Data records

_ _ _

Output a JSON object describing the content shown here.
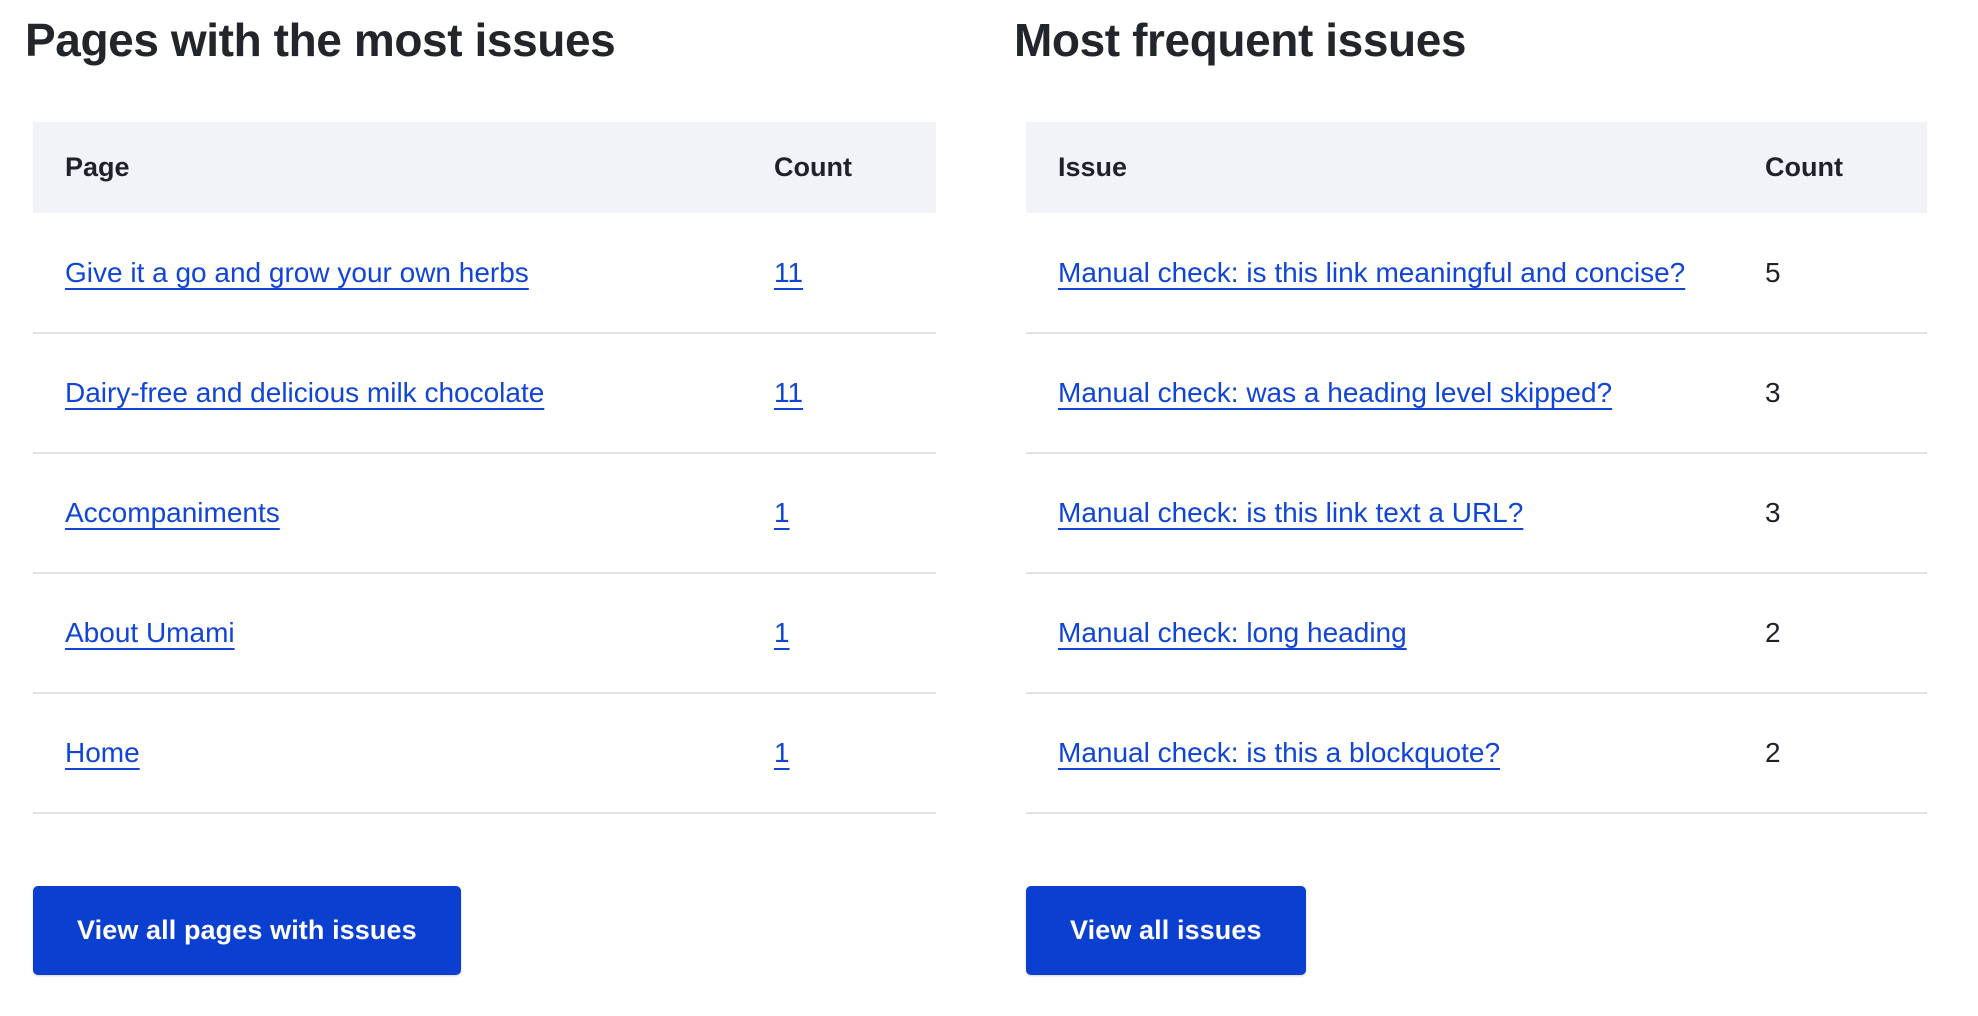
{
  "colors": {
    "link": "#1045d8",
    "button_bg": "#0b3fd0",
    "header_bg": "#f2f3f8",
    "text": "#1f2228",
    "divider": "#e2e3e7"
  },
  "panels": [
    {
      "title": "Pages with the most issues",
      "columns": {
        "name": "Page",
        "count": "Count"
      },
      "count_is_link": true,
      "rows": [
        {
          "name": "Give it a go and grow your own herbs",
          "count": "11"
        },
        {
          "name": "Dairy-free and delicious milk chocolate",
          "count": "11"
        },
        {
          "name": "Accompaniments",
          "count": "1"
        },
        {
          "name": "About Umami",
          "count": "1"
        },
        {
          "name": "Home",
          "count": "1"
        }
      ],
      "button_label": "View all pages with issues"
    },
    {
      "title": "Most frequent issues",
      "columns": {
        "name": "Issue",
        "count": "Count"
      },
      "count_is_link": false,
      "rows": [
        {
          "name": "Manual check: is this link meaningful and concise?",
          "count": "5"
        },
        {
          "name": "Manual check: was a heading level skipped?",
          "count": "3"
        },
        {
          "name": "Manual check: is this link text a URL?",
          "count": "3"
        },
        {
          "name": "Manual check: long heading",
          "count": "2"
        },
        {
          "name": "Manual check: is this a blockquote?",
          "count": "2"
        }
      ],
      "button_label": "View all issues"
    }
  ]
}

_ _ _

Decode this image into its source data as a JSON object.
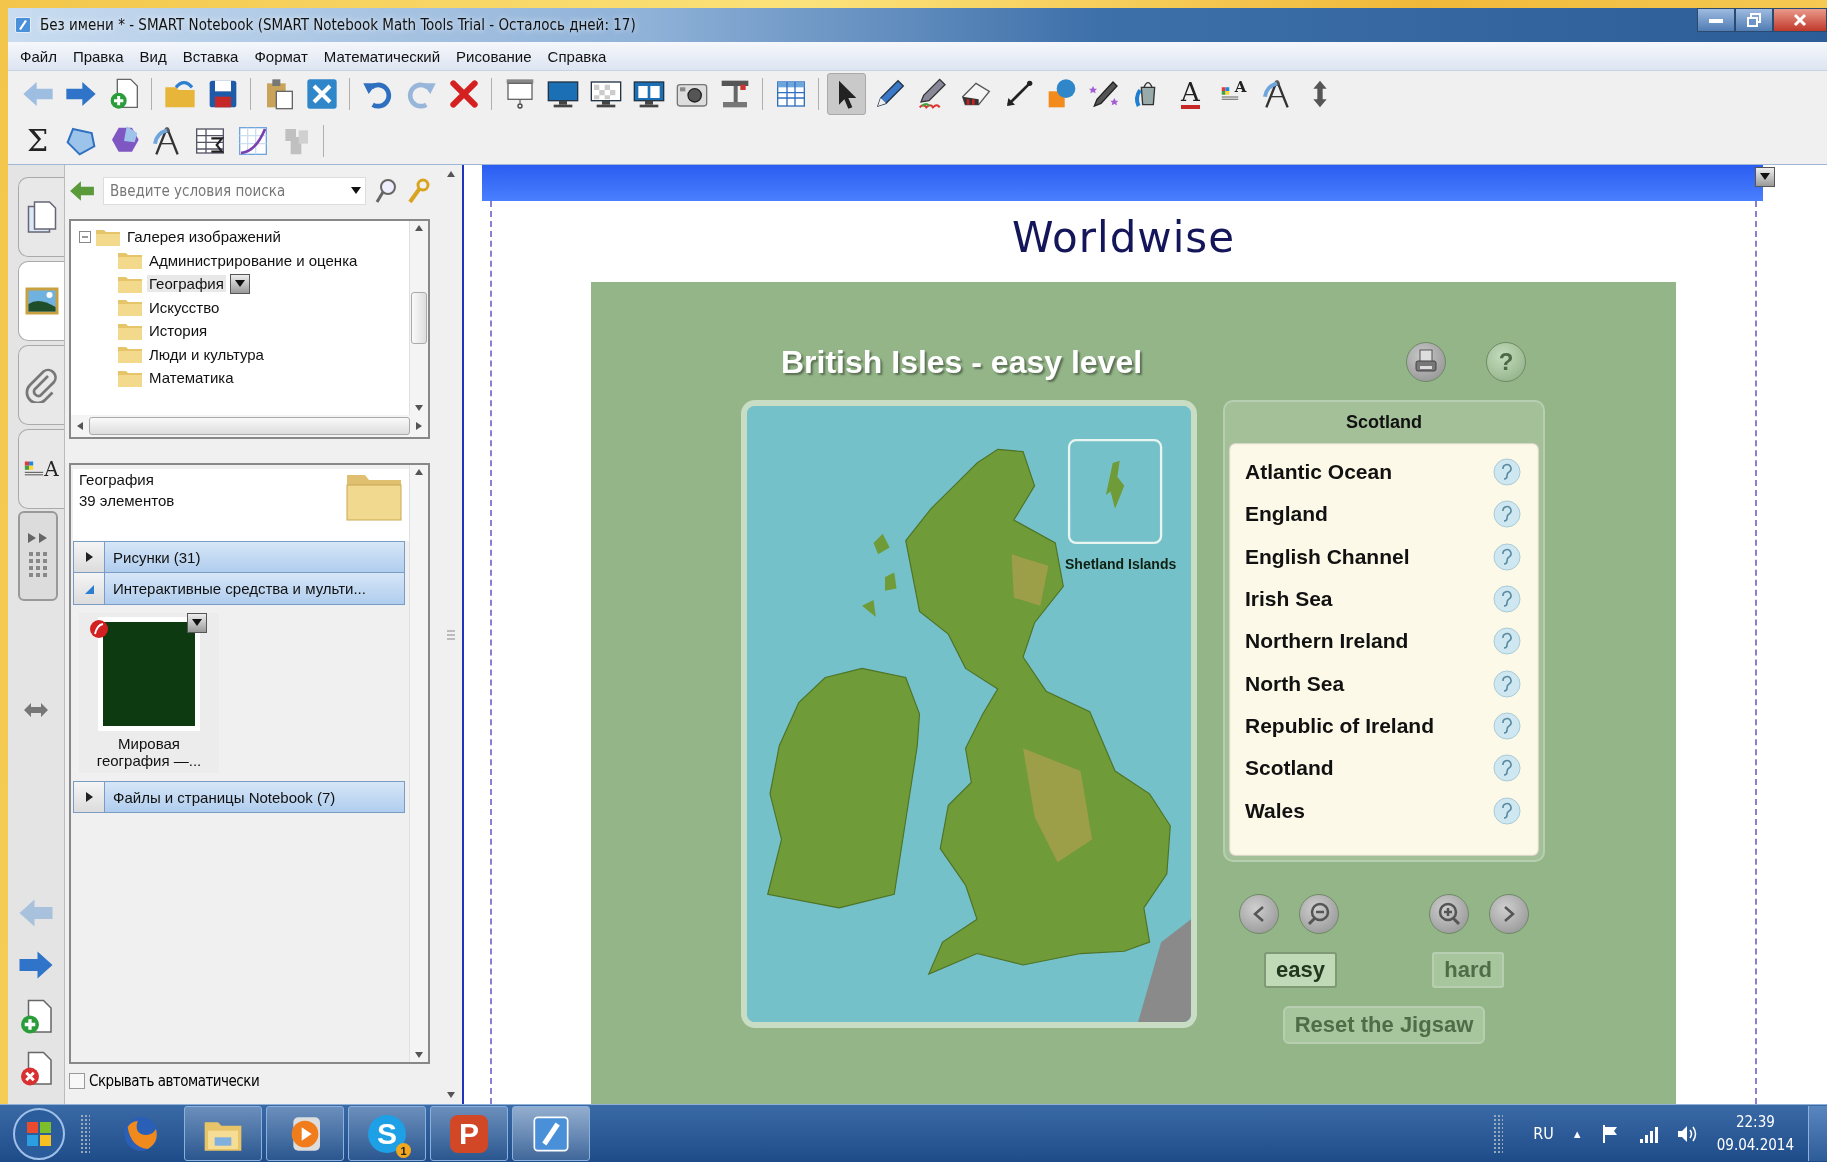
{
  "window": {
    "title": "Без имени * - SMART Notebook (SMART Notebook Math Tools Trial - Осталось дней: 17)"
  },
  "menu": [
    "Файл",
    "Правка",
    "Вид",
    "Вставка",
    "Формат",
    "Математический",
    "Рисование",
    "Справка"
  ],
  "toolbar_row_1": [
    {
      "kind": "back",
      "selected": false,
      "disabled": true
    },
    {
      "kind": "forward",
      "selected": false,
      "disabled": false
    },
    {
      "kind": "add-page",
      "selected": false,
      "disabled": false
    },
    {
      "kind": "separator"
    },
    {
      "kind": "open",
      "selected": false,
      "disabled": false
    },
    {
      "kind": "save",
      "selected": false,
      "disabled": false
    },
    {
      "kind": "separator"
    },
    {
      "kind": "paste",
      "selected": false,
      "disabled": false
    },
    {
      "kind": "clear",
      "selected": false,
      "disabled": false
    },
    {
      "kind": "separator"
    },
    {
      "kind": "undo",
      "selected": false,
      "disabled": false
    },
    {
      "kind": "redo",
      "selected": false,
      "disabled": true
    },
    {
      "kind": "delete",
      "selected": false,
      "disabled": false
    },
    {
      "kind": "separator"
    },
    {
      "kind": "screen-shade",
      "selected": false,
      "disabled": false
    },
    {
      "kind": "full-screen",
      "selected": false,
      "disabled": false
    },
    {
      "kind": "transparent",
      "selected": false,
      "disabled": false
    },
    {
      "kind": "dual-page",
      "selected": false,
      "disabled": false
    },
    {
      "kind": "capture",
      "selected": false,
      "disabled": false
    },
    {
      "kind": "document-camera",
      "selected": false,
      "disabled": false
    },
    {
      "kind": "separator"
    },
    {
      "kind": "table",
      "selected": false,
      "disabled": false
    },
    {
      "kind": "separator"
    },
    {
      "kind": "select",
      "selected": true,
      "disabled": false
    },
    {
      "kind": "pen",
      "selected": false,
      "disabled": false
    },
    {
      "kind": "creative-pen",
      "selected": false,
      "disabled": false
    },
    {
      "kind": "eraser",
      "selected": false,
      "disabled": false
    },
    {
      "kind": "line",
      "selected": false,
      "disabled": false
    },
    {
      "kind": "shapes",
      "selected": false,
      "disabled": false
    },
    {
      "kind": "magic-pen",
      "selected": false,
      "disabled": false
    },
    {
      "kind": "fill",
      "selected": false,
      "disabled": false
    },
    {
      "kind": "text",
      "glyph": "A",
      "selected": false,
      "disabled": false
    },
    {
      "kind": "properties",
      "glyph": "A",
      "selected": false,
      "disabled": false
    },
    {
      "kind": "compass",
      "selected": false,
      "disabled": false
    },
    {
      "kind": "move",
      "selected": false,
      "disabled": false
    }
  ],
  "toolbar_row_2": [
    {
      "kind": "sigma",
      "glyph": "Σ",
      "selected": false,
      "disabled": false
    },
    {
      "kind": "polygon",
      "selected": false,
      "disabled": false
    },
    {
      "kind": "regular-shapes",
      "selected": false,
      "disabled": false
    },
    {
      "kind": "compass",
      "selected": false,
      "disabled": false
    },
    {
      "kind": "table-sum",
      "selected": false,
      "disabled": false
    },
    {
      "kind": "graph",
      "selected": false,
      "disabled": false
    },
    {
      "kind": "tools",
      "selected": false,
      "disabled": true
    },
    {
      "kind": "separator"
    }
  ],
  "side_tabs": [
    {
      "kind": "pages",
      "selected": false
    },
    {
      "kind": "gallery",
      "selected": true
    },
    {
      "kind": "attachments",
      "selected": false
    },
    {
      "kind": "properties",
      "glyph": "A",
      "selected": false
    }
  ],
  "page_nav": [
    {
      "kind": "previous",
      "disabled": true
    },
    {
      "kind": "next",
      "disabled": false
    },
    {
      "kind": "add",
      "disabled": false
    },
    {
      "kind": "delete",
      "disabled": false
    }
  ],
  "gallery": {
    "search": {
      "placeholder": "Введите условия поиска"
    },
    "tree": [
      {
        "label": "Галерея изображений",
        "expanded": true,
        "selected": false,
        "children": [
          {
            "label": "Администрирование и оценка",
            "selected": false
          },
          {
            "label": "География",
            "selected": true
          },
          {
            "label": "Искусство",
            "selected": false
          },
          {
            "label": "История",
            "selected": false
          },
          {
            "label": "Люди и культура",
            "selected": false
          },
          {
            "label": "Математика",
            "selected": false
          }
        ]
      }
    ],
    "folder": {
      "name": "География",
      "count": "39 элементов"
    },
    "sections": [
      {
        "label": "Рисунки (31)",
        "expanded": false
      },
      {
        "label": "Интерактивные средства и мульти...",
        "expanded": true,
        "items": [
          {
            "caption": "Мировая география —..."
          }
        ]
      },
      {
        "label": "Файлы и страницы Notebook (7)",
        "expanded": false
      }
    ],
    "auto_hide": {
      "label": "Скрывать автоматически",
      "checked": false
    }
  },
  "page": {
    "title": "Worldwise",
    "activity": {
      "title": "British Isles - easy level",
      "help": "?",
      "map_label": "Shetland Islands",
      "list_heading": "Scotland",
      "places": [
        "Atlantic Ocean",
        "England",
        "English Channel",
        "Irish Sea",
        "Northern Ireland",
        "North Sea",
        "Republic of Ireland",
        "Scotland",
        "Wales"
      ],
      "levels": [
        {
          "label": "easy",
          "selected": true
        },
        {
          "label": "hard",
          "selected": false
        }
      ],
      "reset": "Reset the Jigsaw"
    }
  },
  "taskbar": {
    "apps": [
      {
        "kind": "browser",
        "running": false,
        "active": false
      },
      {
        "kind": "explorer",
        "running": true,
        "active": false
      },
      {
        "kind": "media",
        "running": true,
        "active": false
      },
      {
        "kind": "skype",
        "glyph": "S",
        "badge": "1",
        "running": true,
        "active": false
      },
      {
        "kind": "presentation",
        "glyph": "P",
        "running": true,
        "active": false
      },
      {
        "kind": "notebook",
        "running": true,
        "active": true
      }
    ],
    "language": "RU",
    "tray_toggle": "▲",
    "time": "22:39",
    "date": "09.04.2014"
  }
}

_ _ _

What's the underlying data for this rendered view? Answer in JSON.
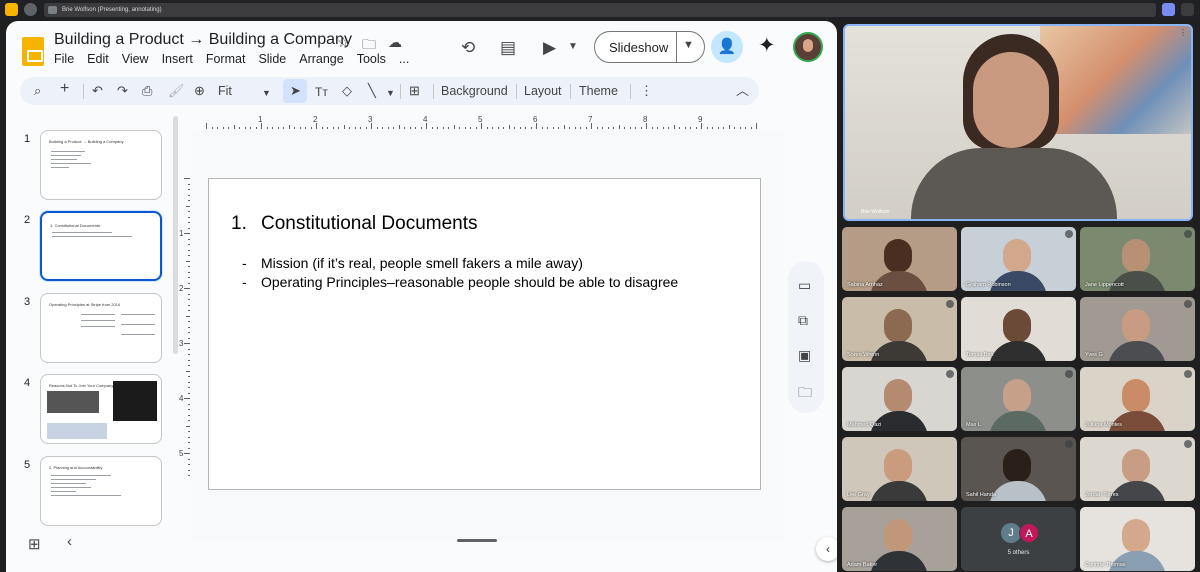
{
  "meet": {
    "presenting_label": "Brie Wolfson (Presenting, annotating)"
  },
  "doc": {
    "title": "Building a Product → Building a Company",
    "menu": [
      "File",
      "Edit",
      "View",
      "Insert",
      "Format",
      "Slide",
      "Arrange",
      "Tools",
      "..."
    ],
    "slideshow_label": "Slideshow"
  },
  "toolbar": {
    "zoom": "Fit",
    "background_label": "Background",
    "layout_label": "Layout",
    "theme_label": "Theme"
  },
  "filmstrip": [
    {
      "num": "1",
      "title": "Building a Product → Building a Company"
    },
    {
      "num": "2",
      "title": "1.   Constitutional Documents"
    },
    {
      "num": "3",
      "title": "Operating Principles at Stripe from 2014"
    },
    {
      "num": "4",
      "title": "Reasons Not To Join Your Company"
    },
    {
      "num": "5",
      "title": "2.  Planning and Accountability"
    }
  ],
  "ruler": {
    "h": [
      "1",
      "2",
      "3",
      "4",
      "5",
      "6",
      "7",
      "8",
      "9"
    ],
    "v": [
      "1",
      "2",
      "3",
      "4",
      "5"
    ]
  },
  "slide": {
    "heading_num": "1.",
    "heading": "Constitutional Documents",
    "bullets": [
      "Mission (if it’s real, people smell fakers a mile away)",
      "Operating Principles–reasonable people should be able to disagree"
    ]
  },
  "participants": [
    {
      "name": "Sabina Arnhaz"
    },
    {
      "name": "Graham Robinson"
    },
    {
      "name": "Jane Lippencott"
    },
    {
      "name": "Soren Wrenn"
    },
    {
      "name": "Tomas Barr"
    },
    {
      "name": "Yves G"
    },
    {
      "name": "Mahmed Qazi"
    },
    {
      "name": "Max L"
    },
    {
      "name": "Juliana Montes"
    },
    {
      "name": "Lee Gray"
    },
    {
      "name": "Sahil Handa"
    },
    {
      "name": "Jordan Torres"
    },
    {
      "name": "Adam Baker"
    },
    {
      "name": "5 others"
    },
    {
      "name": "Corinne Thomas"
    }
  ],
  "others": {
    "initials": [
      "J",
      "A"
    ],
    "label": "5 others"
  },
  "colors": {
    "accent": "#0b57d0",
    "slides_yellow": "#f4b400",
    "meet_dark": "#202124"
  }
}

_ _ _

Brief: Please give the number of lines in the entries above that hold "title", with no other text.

Response area: 11